- [SUPPLIED MATERIAL]:
Content starts
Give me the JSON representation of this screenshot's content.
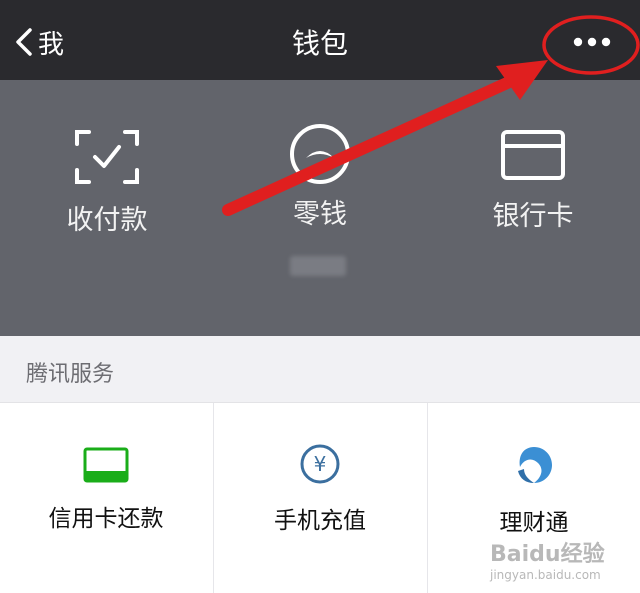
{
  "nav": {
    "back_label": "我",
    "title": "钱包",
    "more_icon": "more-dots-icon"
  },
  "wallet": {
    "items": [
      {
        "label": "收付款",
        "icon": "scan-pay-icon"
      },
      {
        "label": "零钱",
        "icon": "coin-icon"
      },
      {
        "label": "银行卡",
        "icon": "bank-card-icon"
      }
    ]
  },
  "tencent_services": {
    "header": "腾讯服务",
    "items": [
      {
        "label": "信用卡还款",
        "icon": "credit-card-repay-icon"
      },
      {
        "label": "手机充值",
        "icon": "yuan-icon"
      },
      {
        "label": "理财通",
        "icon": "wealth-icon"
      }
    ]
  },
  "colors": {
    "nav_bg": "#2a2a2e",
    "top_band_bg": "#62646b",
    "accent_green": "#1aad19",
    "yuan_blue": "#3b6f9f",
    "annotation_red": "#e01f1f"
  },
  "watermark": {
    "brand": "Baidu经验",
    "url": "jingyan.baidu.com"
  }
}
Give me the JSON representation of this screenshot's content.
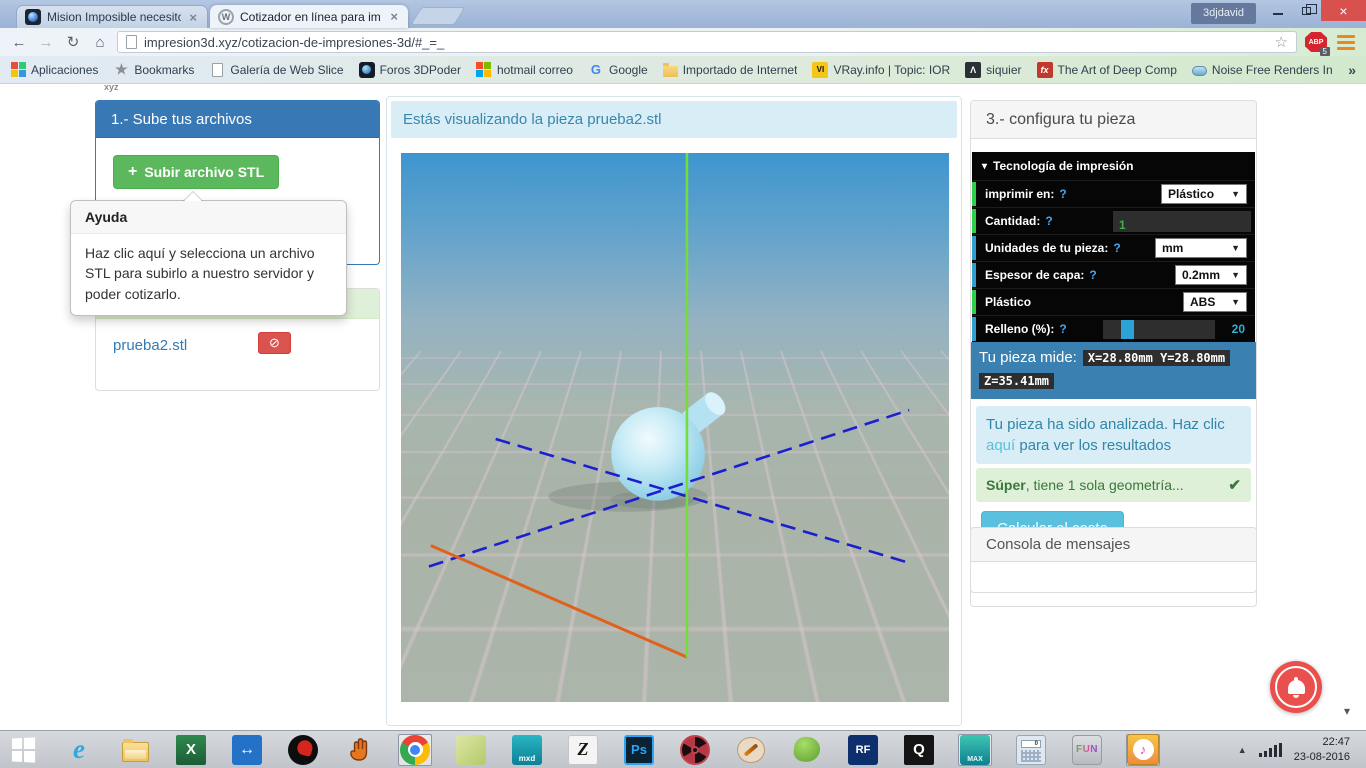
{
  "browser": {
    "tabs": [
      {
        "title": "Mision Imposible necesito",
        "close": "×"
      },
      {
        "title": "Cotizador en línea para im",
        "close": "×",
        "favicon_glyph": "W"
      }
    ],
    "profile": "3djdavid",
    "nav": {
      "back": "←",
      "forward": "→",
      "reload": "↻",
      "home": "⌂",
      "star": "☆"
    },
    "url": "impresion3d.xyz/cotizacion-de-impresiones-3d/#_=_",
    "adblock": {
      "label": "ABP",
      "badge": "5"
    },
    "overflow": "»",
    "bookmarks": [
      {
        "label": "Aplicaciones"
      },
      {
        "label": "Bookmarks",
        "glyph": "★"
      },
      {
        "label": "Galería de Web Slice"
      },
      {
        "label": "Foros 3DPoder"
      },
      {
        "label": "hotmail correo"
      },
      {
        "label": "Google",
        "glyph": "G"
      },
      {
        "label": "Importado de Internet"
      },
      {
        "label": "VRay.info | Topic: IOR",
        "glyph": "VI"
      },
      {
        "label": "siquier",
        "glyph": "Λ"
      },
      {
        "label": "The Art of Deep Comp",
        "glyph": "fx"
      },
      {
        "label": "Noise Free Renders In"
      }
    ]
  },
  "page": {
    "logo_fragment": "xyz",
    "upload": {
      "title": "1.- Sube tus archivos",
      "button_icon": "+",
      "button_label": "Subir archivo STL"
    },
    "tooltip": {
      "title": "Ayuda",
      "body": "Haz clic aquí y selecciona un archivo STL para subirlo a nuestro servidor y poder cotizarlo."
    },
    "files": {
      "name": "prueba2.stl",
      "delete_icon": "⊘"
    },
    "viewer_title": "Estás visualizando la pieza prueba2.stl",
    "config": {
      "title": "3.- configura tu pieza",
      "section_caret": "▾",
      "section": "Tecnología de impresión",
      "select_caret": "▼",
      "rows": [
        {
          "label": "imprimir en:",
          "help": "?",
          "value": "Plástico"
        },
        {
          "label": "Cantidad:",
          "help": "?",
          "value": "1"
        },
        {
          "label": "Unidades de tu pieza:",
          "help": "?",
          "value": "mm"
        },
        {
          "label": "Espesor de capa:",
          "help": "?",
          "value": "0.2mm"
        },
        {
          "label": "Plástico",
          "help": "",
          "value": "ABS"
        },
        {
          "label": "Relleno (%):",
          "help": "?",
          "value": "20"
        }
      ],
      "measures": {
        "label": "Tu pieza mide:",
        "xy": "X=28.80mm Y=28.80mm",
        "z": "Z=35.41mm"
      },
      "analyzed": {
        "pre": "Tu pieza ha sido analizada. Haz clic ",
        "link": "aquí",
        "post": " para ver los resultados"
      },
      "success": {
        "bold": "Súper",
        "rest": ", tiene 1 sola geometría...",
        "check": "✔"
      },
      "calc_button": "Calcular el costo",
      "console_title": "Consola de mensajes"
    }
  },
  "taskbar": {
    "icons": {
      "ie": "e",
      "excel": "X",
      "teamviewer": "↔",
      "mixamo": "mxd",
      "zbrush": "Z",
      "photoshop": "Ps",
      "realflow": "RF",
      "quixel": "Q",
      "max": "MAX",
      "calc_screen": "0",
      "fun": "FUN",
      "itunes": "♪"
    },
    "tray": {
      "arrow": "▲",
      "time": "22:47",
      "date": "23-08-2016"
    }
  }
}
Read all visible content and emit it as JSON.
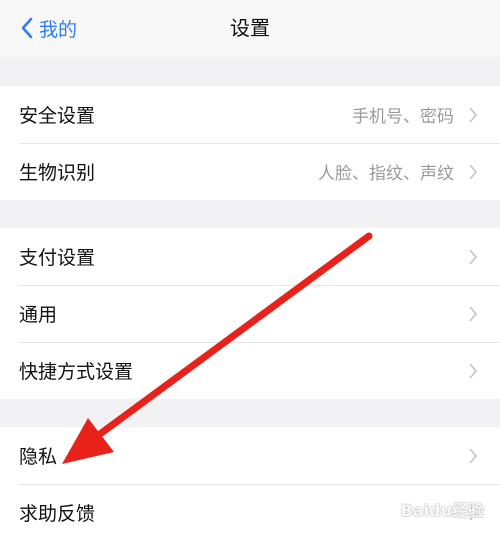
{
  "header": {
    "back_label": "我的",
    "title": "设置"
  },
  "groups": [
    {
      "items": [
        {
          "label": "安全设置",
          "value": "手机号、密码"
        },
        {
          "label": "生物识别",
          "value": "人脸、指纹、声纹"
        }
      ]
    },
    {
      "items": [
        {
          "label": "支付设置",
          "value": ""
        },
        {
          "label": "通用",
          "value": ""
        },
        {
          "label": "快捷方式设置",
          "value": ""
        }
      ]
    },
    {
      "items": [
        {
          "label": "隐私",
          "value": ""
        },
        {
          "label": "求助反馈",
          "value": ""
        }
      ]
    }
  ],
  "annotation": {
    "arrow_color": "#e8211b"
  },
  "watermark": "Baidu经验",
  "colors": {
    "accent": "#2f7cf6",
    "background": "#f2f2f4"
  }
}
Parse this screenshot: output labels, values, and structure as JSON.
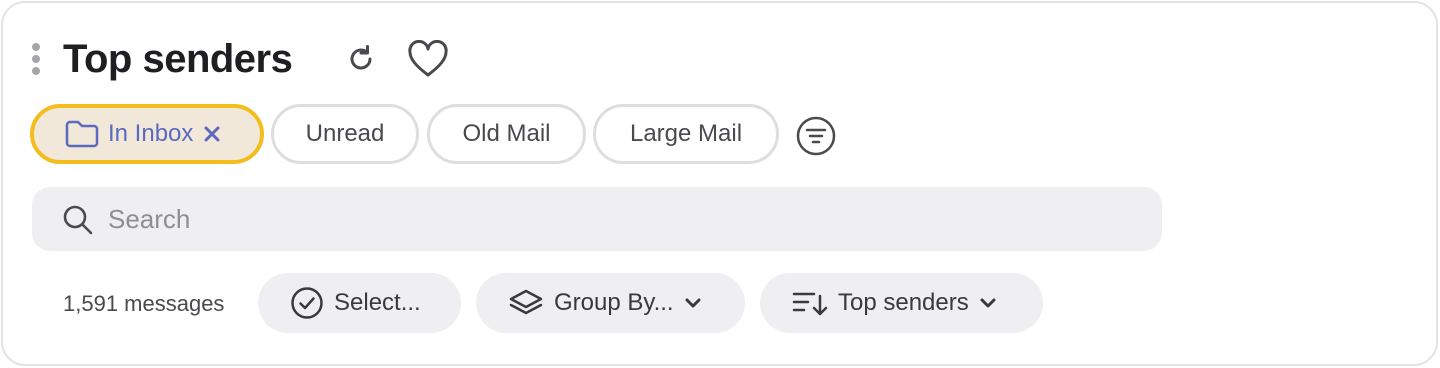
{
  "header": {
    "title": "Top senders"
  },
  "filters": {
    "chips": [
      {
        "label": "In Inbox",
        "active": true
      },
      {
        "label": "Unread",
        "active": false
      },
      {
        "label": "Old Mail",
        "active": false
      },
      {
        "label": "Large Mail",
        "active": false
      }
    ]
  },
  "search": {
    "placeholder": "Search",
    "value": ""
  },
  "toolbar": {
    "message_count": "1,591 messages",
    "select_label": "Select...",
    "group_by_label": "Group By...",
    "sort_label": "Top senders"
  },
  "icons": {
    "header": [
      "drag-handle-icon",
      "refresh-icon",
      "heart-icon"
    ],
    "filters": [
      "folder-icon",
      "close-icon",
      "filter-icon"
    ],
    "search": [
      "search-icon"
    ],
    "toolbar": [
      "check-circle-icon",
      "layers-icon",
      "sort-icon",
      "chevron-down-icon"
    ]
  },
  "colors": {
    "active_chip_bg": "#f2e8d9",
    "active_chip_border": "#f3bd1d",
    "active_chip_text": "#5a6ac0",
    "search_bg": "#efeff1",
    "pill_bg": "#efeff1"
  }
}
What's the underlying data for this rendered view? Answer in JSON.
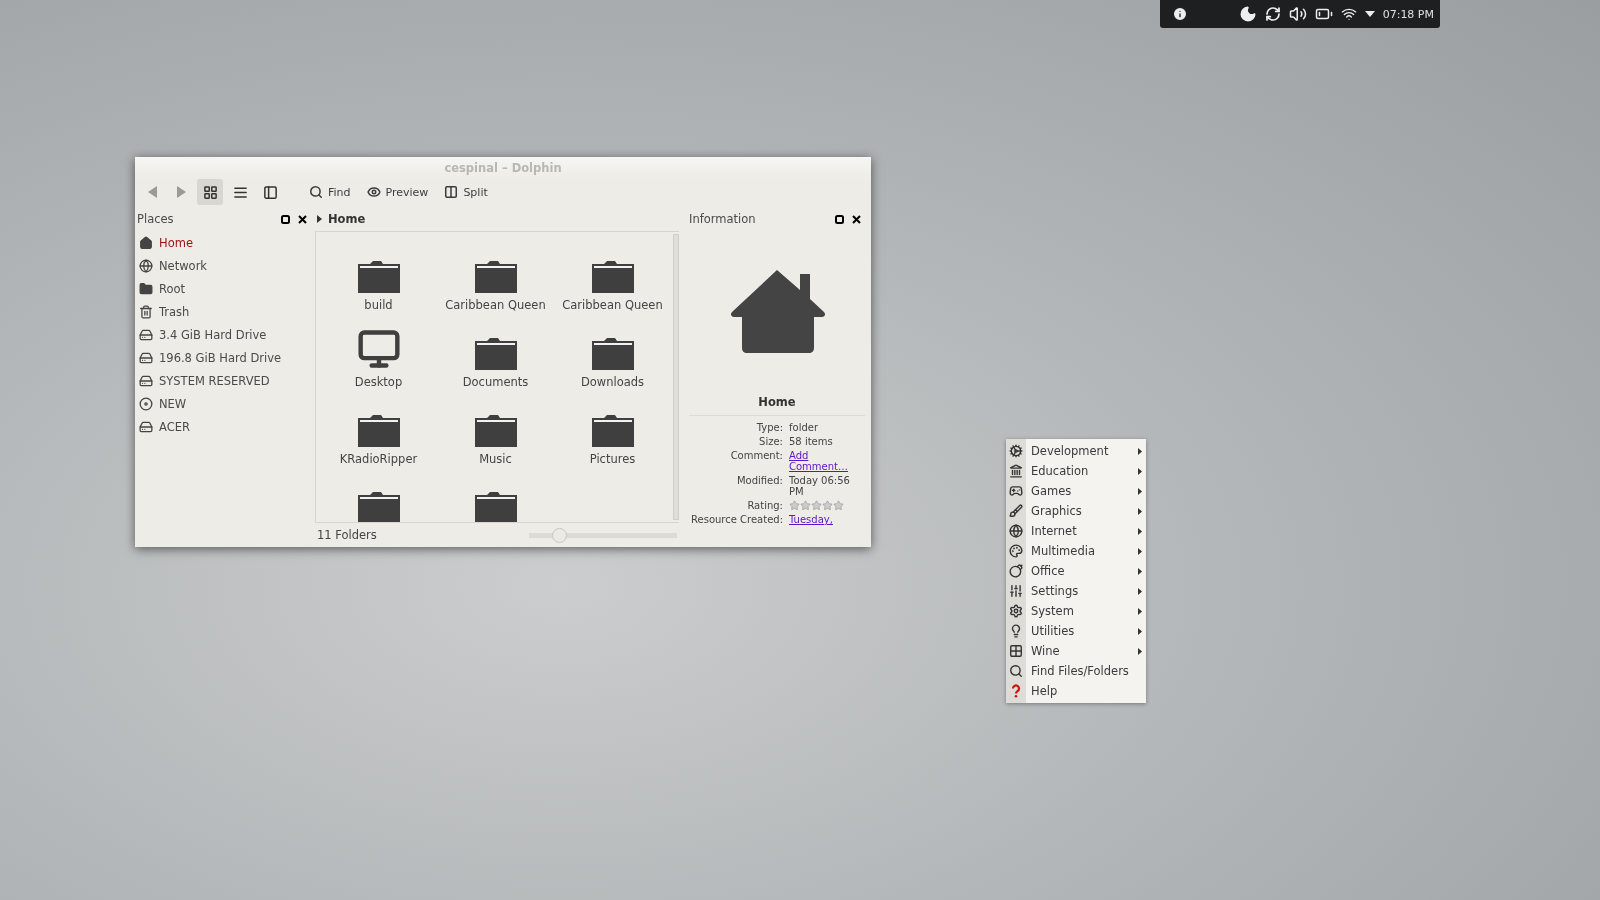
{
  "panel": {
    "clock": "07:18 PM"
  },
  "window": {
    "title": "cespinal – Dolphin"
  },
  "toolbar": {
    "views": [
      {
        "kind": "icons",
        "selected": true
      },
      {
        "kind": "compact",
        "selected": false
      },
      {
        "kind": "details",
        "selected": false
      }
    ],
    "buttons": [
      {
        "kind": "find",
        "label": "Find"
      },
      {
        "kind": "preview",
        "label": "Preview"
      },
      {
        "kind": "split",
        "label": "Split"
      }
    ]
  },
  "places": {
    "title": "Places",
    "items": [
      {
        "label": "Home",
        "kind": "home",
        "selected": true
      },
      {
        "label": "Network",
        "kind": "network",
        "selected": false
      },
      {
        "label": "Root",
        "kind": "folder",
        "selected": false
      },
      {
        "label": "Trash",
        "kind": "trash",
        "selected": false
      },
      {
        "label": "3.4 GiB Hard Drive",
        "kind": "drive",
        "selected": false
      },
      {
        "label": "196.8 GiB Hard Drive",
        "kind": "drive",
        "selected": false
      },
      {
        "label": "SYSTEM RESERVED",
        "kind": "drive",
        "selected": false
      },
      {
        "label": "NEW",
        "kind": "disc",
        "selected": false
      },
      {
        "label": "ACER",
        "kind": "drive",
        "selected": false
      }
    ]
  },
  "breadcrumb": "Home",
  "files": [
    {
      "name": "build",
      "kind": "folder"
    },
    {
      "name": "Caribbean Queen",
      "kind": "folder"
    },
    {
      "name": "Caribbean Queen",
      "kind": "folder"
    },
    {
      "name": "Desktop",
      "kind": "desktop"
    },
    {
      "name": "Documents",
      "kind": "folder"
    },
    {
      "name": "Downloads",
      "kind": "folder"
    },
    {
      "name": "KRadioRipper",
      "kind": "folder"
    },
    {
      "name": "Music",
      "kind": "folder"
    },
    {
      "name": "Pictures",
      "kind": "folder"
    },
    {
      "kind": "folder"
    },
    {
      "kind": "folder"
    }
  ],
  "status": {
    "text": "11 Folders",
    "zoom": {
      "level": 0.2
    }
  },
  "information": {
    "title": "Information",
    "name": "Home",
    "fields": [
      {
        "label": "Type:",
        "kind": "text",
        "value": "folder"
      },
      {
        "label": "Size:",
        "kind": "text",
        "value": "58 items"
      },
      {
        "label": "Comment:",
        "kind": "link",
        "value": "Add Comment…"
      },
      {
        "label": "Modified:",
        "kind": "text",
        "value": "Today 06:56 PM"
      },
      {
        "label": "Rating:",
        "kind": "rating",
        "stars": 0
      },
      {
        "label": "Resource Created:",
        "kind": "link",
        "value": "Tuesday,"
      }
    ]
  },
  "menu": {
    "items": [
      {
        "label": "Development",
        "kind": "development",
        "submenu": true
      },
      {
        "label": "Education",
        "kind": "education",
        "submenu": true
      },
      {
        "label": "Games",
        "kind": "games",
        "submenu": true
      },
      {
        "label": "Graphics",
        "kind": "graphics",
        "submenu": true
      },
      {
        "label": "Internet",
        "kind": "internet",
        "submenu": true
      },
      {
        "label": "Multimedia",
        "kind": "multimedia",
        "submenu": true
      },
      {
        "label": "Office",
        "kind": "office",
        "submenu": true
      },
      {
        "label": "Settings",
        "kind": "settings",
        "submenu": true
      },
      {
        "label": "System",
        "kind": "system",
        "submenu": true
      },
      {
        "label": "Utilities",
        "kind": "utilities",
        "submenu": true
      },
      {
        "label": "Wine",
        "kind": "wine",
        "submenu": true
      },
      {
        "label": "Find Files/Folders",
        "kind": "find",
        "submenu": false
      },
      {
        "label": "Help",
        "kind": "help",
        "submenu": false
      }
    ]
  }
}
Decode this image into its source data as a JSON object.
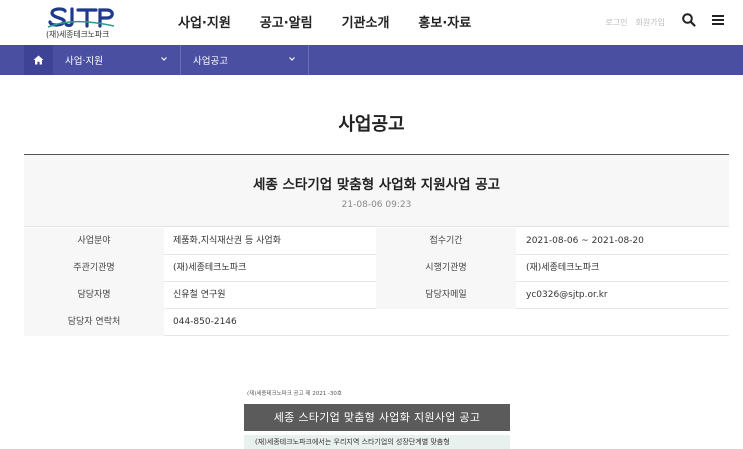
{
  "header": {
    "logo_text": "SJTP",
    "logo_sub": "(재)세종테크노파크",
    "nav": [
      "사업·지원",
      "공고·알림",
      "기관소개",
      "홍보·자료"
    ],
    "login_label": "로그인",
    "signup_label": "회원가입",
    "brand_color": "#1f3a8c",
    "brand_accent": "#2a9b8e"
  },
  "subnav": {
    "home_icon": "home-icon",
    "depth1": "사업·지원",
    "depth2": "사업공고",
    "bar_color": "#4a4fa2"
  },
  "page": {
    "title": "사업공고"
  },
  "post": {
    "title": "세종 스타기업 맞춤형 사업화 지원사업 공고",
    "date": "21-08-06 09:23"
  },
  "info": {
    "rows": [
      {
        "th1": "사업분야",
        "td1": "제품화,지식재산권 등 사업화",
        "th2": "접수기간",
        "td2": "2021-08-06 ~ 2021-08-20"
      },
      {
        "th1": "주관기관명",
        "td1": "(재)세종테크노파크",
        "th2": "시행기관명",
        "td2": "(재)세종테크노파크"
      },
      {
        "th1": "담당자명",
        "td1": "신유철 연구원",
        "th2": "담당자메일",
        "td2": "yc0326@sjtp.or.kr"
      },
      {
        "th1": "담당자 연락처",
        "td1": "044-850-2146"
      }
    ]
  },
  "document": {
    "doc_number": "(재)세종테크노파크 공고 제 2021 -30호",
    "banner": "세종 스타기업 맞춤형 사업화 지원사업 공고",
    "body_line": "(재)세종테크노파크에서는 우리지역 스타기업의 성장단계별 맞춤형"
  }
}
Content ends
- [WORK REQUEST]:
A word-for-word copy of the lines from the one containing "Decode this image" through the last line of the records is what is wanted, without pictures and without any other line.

- [RESPONSE BOX]:
Decode this image into its source data as a JSON object.
{
  "header": {
    "logo_text": "SJTP",
    "logo_sub": "(재)세종테크노파크",
    "nav": [
      "사업·지원",
      "공고·알림",
      "기관소개",
      "홍보·자료"
    ],
    "login_label": "로그인",
    "signup_label": "회원가입",
    "brand_color": "#1f3a8c",
    "brand_accent": "#2a9b8e"
  },
  "subnav": {
    "home_icon": "home-icon",
    "depth1": "사업·지원",
    "depth2": "사업공고",
    "bar_color": "#4a4fa2"
  },
  "page": {
    "title": "사업공고"
  },
  "post": {
    "title": "세종 스타기업 맞춤형 사업화 지원사업 공고",
    "date": "21-08-06 09:23"
  },
  "info": {
    "rows": [
      {
        "th1": "사업분야",
        "td1": "제품화,지식재산권 등 사업화",
        "th2": "접수기간",
        "td2": "2021-08-06 ~ 2021-08-20"
      },
      {
        "th1": "주관기관명",
        "td1": "(재)세종테크노파크",
        "th2": "시행기관명",
        "td2": "(재)세종테크노파크"
      },
      {
        "th1": "담당자명",
        "td1": "신유철 연구원",
        "th2": "담당자메일",
        "td2": "yc0326@sjtp.or.kr"
      },
      {
        "th1": "담당자 연락처",
        "td1": "044-850-2146"
      }
    ]
  },
  "document": {
    "doc_number": "(재)세종테크노파크 공고 제 2021 -30호",
    "banner": "세종 스타기업 맞춤형 사업화 지원사업 공고",
    "body_line": "(재)세종테크노파크에서는 우리지역 스타기업의 성장단계별 맞춤형"
  }
}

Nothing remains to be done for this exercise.